# PROBLEM
Could you return all of the records exactly, minus their images?

--- INPUT ---

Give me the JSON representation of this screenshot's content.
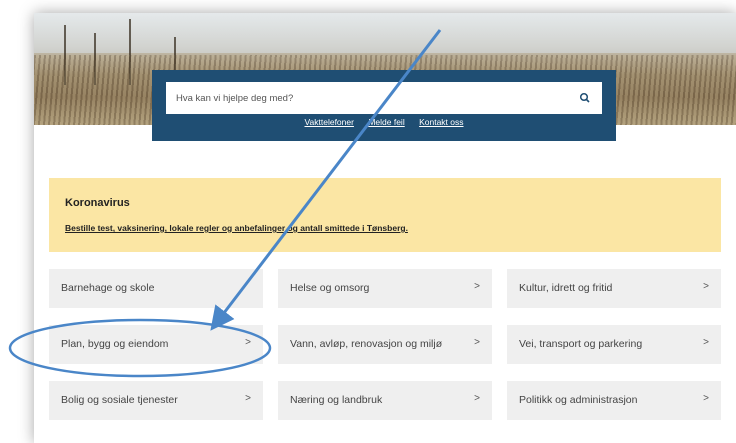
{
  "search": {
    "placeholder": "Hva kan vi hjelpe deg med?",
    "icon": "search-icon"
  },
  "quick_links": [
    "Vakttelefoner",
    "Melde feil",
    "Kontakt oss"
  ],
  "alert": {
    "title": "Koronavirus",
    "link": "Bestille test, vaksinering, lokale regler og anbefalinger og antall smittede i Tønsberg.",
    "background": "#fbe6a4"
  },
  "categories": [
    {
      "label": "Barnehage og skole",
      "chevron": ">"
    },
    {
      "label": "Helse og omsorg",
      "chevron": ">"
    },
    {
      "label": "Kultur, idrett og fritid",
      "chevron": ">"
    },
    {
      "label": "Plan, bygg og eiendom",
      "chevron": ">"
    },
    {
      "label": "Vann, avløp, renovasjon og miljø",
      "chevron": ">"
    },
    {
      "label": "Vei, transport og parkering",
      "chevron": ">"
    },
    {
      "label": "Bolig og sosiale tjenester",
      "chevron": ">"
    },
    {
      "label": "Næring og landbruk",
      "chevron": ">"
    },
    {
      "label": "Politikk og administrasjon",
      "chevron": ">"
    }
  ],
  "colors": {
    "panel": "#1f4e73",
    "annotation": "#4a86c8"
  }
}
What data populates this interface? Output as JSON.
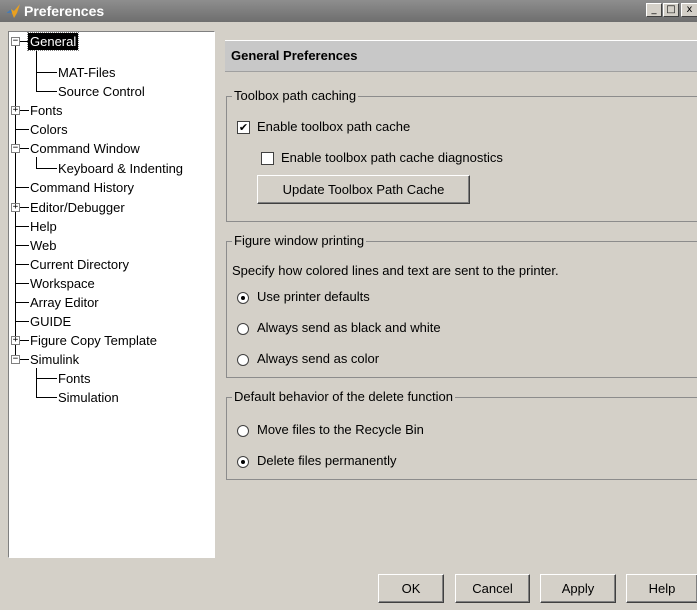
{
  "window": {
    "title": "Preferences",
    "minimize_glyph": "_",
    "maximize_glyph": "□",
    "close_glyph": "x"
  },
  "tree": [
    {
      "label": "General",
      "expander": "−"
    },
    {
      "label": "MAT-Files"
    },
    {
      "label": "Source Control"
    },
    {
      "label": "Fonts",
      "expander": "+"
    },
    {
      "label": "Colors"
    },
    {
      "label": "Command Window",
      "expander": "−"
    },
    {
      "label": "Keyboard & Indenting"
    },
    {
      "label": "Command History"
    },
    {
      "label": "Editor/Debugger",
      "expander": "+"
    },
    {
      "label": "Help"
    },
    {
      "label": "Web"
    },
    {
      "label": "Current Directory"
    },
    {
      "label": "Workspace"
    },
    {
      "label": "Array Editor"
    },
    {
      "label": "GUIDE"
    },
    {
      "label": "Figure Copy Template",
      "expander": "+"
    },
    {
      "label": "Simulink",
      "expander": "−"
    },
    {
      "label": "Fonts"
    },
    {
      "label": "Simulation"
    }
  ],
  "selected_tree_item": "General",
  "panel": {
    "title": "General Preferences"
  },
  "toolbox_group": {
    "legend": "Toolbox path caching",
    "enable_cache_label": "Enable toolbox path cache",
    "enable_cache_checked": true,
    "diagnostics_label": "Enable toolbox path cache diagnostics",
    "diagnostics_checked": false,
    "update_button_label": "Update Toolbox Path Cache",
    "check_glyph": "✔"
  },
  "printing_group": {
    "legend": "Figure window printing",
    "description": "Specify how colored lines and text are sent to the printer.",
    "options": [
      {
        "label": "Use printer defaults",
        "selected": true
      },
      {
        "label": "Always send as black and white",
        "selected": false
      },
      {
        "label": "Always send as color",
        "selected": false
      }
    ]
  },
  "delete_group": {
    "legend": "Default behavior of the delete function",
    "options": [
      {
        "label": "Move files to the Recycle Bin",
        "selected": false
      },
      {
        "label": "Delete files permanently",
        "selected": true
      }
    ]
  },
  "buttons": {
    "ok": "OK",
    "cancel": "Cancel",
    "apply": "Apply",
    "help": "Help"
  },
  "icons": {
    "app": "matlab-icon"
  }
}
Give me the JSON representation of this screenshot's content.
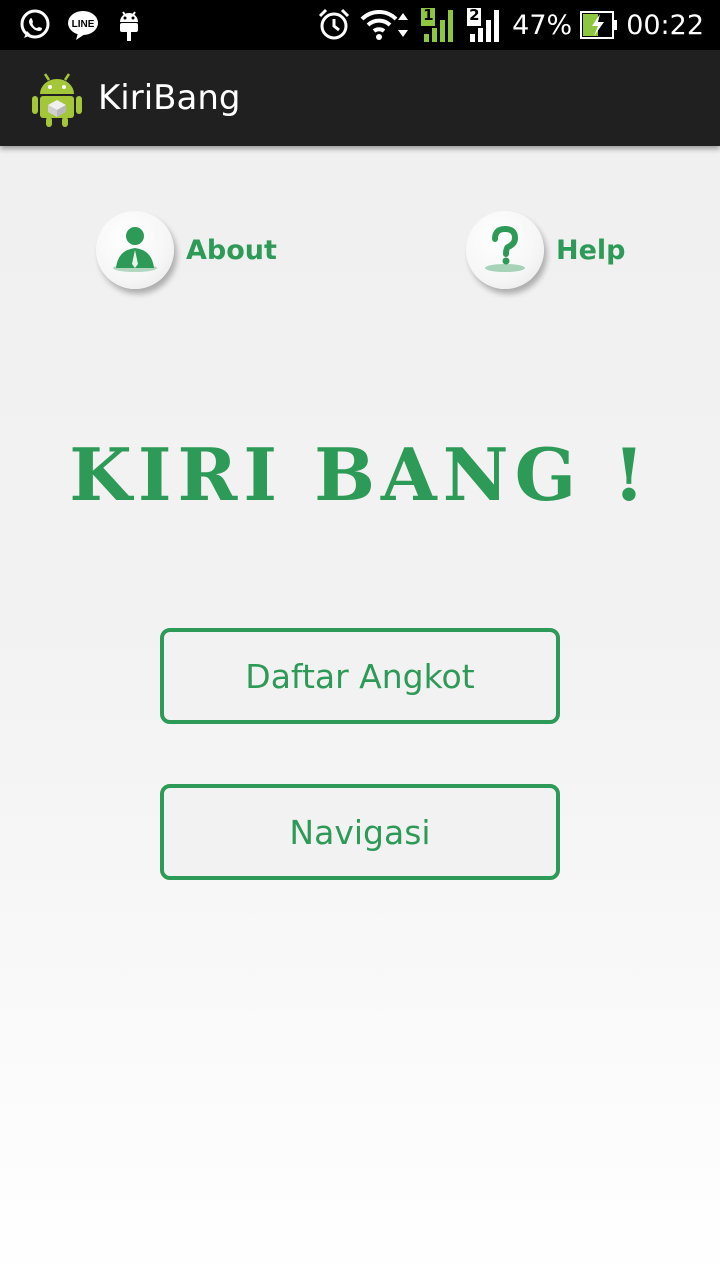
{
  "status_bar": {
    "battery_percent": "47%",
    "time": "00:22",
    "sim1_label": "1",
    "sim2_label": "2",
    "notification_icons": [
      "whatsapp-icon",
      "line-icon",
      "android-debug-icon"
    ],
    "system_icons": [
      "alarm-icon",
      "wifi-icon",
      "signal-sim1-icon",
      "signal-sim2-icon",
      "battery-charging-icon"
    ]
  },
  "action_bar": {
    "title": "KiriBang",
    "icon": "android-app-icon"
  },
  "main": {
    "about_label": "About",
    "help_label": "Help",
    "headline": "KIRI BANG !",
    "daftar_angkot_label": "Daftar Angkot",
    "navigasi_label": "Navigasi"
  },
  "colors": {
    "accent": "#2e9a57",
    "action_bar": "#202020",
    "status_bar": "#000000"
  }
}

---

# RESULT OF THE EXERCISE
Give me the JSON representation of this screenshot's content.
{
  "search": {
    "placeholder": "Hva kan vi hjelpe deg med?",
    "icon": "search-icon"
  },
  "quick_links": [
    "Vakttelefoner",
    "Melde feil",
    "Kontakt oss"
  ],
  "alert": {
    "title": "Koronavirus",
    "link": "Bestille test, vaksinering, lokale regler og anbefalinger og antall smittede i Tønsberg.",
    "background": "#fbe6a4"
  },
  "categories": [
    {
      "label": "Barnehage og skole",
      "chevron": ">"
    },
    {
      "label": "Helse og omsorg",
      "chevron": ">"
    },
    {
      "label": "Kultur, idrett og fritid",
      "chevron": ">"
    },
    {
      "label": "Plan, bygg og eiendom",
      "chevron": ">"
    },
    {
      "label": "Vann, avløp, renovasjon og miljø",
      "chevron": ">"
    },
    {
      "label": "Vei, transport og parkering",
      "chevron": ">"
    },
    {
      "label": "Bolig og sosiale tjenester",
      "chevron": ">"
    },
    {
      "label": "Næring og landbruk",
      "chevron": ">"
    },
    {
      "label": "Politikk og administrasjon",
      "chevron": ">"
    }
  ],
  "colors": {
    "panel": "#1f4e73",
    "annotation": "#4a86c8"
  }
}
What data populates this interface? Output as JSON.
{
  "window": {
    "title": "Preferences",
    "minimize_glyph": "_",
    "maximize_glyph": "□",
    "close_glyph": "x"
  },
  "tree": [
    {
      "label": "General",
      "expander": "−"
    },
    {
      "label": "MAT-Files"
    },
    {
      "label": "Source Control"
    },
    {
      "label": "Fonts",
      "expander": "+"
    },
    {
      "label": "Colors"
    },
    {
      "label": "Command Window",
      "expander": "−"
    },
    {
      "label": "Keyboard & Indenting"
    },
    {
      "label": "Command History"
    },
    {
      "label": "Editor/Debugger",
      "expander": "+"
    },
    {
      "label": "Help"
    },
    {
      "label": "Web"
    },
    {
      "label": "Current Directory"
    },
    {
      "label": "Workspace"
    },
    {
      "label": "Array Editor"
    },
    {
      "label": "GUIDE"
    },
    {
      "label": "Figure Copy Template",
      "expander": "+"
    },
    {
      "label": "Simulink",
      "expander": "−"
    },
    {
      "label": "Fonts"
    },
    {
      "label": "Simulation"
    }
  ],
  "selected_tree_item": "General",
  "panel": {
    "title": "General Preferences"
  },
  "toolbox_group": {
    "legend": "Toolbox path caching",
    "enable_cache_label": "Enable toolbox path cache",
    "enable_cache_checked": true,
    "diagnostics_label": "Enable toolbox path cache diagnostics",
    "diagnostics_checked": false,
    "update_button_label": "Update Toolbox Path Cache",
    "check_glyph": "✔"
  },
  "printing_group": {
    "legend": "Figure window printing",
    "description": "Specify how colored lines and text are sent to the printer.",
    "options": [
      {
        "label": "Use printer defaults",
        "selected": true
      },
      {
        "label": "Always send as black and white",
        "selected": false
      },
      {
        "label": "Always send as color",
        "selected": false
      }
    ]
  },
  "delete_group": {
    "legend": "Default behavior of the delete function",
    "options": [
      {
        "label": "Move files to the Recycle Bin",
        "selected": false
      },
      {
        "label": "Delete files permanently",
        "selected": true
      }
    ]
  },
  "buttons": {
    "ok": "OK",
    "cancel": "Cancel",
    "apply": "Apply",
    "help": "Help"
  },
  "icons": {
    "app": "matlab-icon"
  }
}
Give me the JSON representation of this screenshot's content.
{
  "status_bar": {
    "battery_percent": "47%",
    "time": "00:22",
    "sim1_label": "1",
    "sim2_label": "2",
    "notification_icons": [
      "whatsapp-icon",
      "line-icon",
      "android-debug-icon"
    ],
    "system_icons": [
      "alarm-icon",
      "wifi-icon",
      "signal-sim1-icon",
      "signal-sim2-icon",
      "battery-charging-icon"
    ]
  },
  "action_bar": {
    "title": "KiriBang",
    "icon": "android-app-icon"
  },
  "main": {
    "about_label": "About",
    "help_label": "Help",
    "headline": "KIRI BANG !",
    "daftar_angkot_label": "Daftar Angkot",
    "navigasi_label": "Navigasi"
  },
  "colors": {
    "accent": "#2e9a57",
    "action_bar": "#202020",
    "status_bar": "#000000"
  }
}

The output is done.